Time for New Traditions

Hammered copper fondue set available at Pryde’s Kitchen & Necessities (Westport), $70.

In a year unlike any other, celebrating the holidays and welcoming 2021 will definitely look and feel different from raucous large gatherings of the past. 2021 might be about spending time only with those already in our household as well as shorter, socially distanced moments with those who live elsewhere.

And all of this is perfectly fine since health and safety are top priority. Plus it’s an opportunity to make room for new traditions, routines, and rituals. These are the things that give us moments to anticipate and remember.

A few suggestions:

Advent calendar. While so many people use one, so many don’t take the time—and they’re a blast! Make 2020 the year to create one. Mix it up on the daily surprises, leaving little notes and verses along with candy and gift cards. You can buy or build the calendars. One of my crafty friends made one for her family out of different colors of envelopes, and you could do the same thing with mini boxes.

Doorstop drop off. Make a night of stopping by family, friends, and neighbors’ homes with gifts, cards, or baked treats. Ring the doorbell, and if they’re there, say a quick masked greeting, and if they’re not, leave your present on the porch.

Fondue night.

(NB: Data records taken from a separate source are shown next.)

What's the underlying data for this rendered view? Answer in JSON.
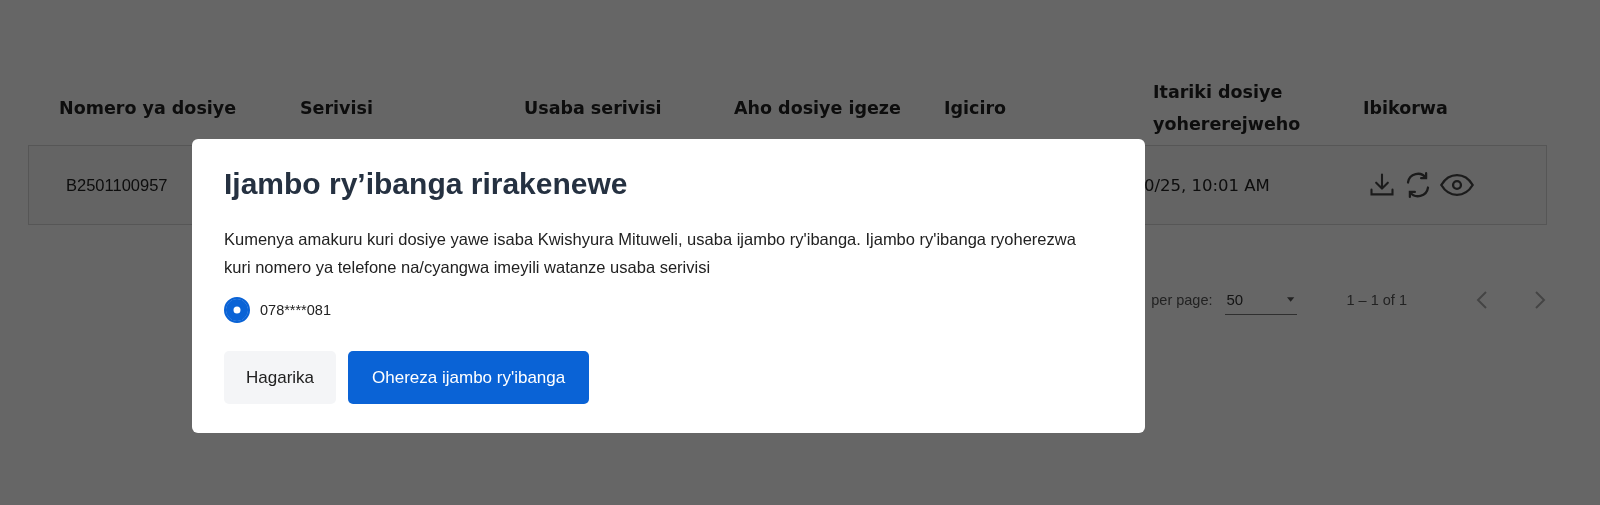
{
  "table": {
    "columns": [
      "Nomero ya dosiye",
      "Serivisi",
      "Usaba serivisi",
      "Aho dosiye igeze",
      "Igiciro",
      "Itariki dosiye yohererejweho",
      "Ibikorwa"
    ],
    "rows": [
      {
        "file_number": "B2501100957",
        "submitted_date": "0/25, 10:01 AM"
      }
    ]
  },
  "paginator": {
    "items_per_page_label": "per page:",
    "page_size": "50",
    "range": "1 – 1 of 1",
    "prev_disabled": true,
    "next_disabled": true
  },
  "dialog": {
    "title": "Ijambo ry’ibanga rirakenewe",
    "message": "Kumenya amakuru kuri dosiye yawe isaba Kwishyura Mituweli, usaba ijambo ry'ibanga. Ijambo ry'ibanga ryoherezwa kuri nomero ya telefone na/cyangwa imeyili watanze usaba serivisi",
    "options": [
      {
        "label": "078****081",
        "selected": true
      }
    ],
    "buttons": [
      {
        "label": "Hagarika",
        "kind": "secondary"
      },
      {
        "label": "Ohereza ijambo ry'ibanga",
        "kind": "primary"
      }
    ]
  }
}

When I was younger, my parents and two younger brothers and I made fondue on New Year’s Eve. We’ve done this with our sons, too, but in some years, we’ve gone to friends’ houses for large parties. This year, we’re definitely doing a festive fondue with just the four of us to bring in the new year—both an oil version to cook meat and veggie and a chocolate one for dessert.

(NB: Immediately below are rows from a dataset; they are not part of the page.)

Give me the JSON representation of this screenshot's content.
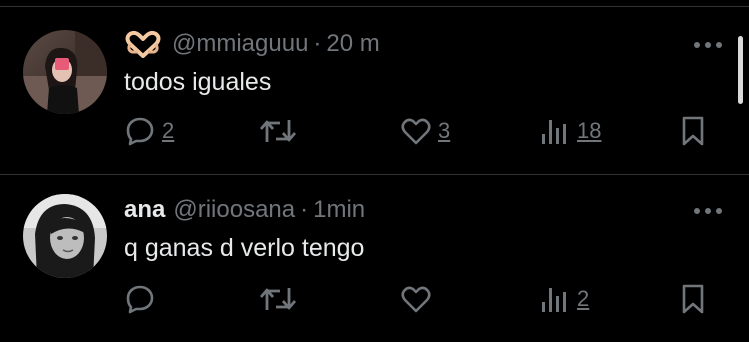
{
  "colors": {
    "background": "#000000",
    "text_primary": "#e7e9ea",
    "text_secondary": "#71767b",
    "divider": "#2f3336"
  },
  "tweets": [
    {
      "display_name": "",
      "name_emoji": "heart-hands-emoji",
      "handle": "@mmiaguuu",
      "separator": "·",
      "time": "20 m",
      "text": "todos iguales",
      "reply_count": "2",
      "retweet_count": "",
      "like_count": "3",
      "view_count": "18"
    },
    {
      "display_name": "ana",
      "handle": "@riioosana",
      "separator": "·",
      "time": "1min",
      "text": "q ganas d verlo tengo",
      "reply_count": "",
      "retweet_count": "",
      "like_count": "",
      "view_count": "2"
    }
  ],
  "icons": {
    "reply": "reply-icon",
    "retweet": "retweet-icon",
    "like": "heart-icon",
    "views": "views-chart-icon",
    "bookmark": "bookmark-icon",
    "more": "more-dots-icon"
  }
}
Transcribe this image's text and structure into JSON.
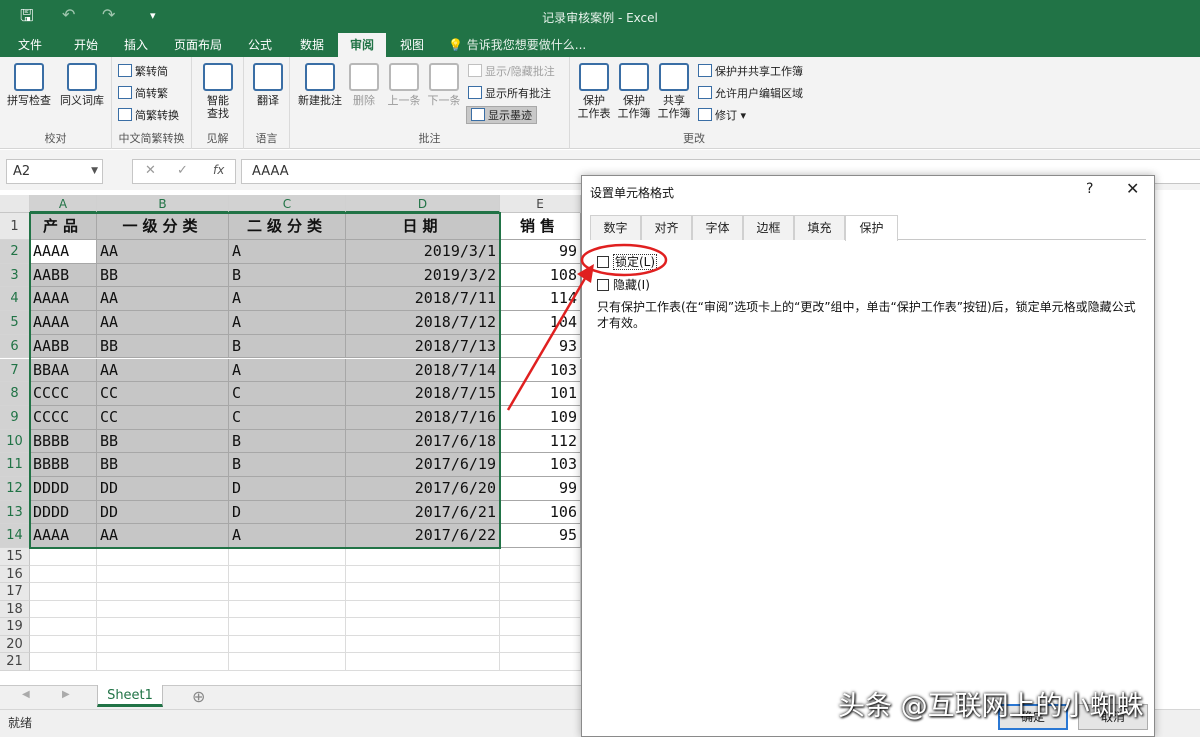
{
  "app": {
    "window_title": "记录审核案例 - Excel"
  },
  "tabs": [
    "文件",
    "开始",
    "插入",
    "页面布局",
    "公式",
    "数据",
    "审阅",
    "视图"
  ],
  "active_tab": "审阅",
  "tell_me": "告诉我您想要做什么...",
  "ribbon": {
    "proofing": {
      "spell": "拼写检查",
      "thesaurus": "同义词库",
      "group": "校对"
    },
    "chinese": {
      "to_simplified": "繁转简",
      "to_traditional": "简转繁",
      "convert": "简繁转换",
      "group": "中文简繁转换"
    },
    "insights": {
      "smart_lookup_line1": "智能",
      "smart_lookup_line2": "查找",
      "group": "见解"
    },
    "language": {
      "translate": "翻译",
      "group": "语言"
    },
    "comments": {
      "new": "新建批注",
      "delete": "删除",
      "prev": "上一条",
      "next": "下一条",
      "show_hide": "显示/隐藏批注",
      "show_all": "显示所有批注",
      "show_ink": "显示墨迹",
      "group": "批注"
    },
    "changes": {
      "protect_sheet_1": "保护",
      "protect_sheet_2": "工作表",
      "protect_wb_1": "保护",
      "protect_wb_2": "工作簿",
      "share_wb_1": "共享",
      "share_wb_2": "工作簿",
      "protect_share": "保护并共享工作簿",
      "allow_edit": "允许用户编辑区域",
      "track": "修订 ▾",
      "group": "更改"
    }
  },
  "formula_bar": {
    "name_box": "A2",
    "formula": "AAAA",
    "fx": "fx"
  },
  "sheet": {
    "columns": [
      "A",
      "B",
      "C",
      "D",
      "E"
    ],
    "headers": [
      "产品",
      "一级分类",
      "二级分类",
      "日期",
      "销售"
    ],
    "rows": [
      [
        "AAAA",
        "AA",
        "A",
        "2019/3/1",
        "99"
      ],
      [
        "AABB",
        "BB",
        "B",
        "2019/3/2",
        "108"
      ],
      [
        "AAAA",
        "AA",
        "A",
        "2018/7/11",
        "114"
      ],
      [
        "AAAA",
        "AA",
        "A",
        "2018/7/12",
        "104"
      ],
      [
        "AABB",
        "BB",
        "B",
        "2018/7/13",
        "93"
      ],
      [
        "BBAA",
        "AA",
        "A",
        "2018/7/14",
        "103"
      ],
      [
        "CCCC",
        "CC",
        "C",
        "2018/7/15",
        "101"
      ],
      [
        "CCCC",
        "CC",
        "C",
        "2018/7/16",
        "109"
      ],
      [
        "BBBB",
        "BB",
        "B",
        "2017/6/18",
        "112"
      ],
      [
        "BBBB",
        "BB",
        "B",
        "2017/6/19",
        "103"
      ],
      [
        "DDDD",
        "DD",
        "D",
        "2017/6/20",
        "99"
      ],
      [
        "DDDD",
        "DD",
        "D",
        "2017/6/21",
        "106"
      ],
      [
        "AAAA",
        "AA",
        "A",
        "2017/6/22",
        "95"
      ]
    ],
    "row_numbers": [
      "1",
      "2",
      "3",
      "4",
      "5",
      "6",
      "7",
      "8",
      "9",
      "10",
      "11",
      "12",
      "13",
      "14",
      "15",
      "16",
      "17",
      "18",
      "19",
      "20",
      "21"
    ],
    "sheet_tab": "Sheet1",
    "add_sheet": "⊕"
  },
  "status": {
    "ready": "就绪"
  },
  "dialog": {
    "title": "设置单元格格式",
    "help": "?",
    "close": "✕",
    "tabs": [
      "数字",
      "对齐",
      "字体",
      "边框",
      "填充",
      "保护"
    ],
    "active_tab": "保护",
    "locked_label": "锁定(L)",
    "locked_checked": false,
    "hidden_label": "隐藏(I)",
    "hidden_checked": false,
    "description": "只有保护工作表(在“审阅”选项卡上的“更改”组中，单击“保护工作表”按钮)后，锁定单元格或隐藏公式才有效。",
    "ok": "确定",
    "cancel": "取消"
  },
  "watermark": "头条 @互联网上的小蜘蛛",
  "colors": {
    "excel_green": "#217346",
    "selection_fill": "#c6c6c6",
    "annotation_red": "#e02020"
  }
}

Journal. You don’t need to wait until 2021 to start reflecting on your day in a journal. A friend recently gifted me the perfect one, called the “One Line A Day” five-year memory book. It’s actually several lines for each day of the year, enough to jot down ideas, thoughts, and what you’re grateful for on that date.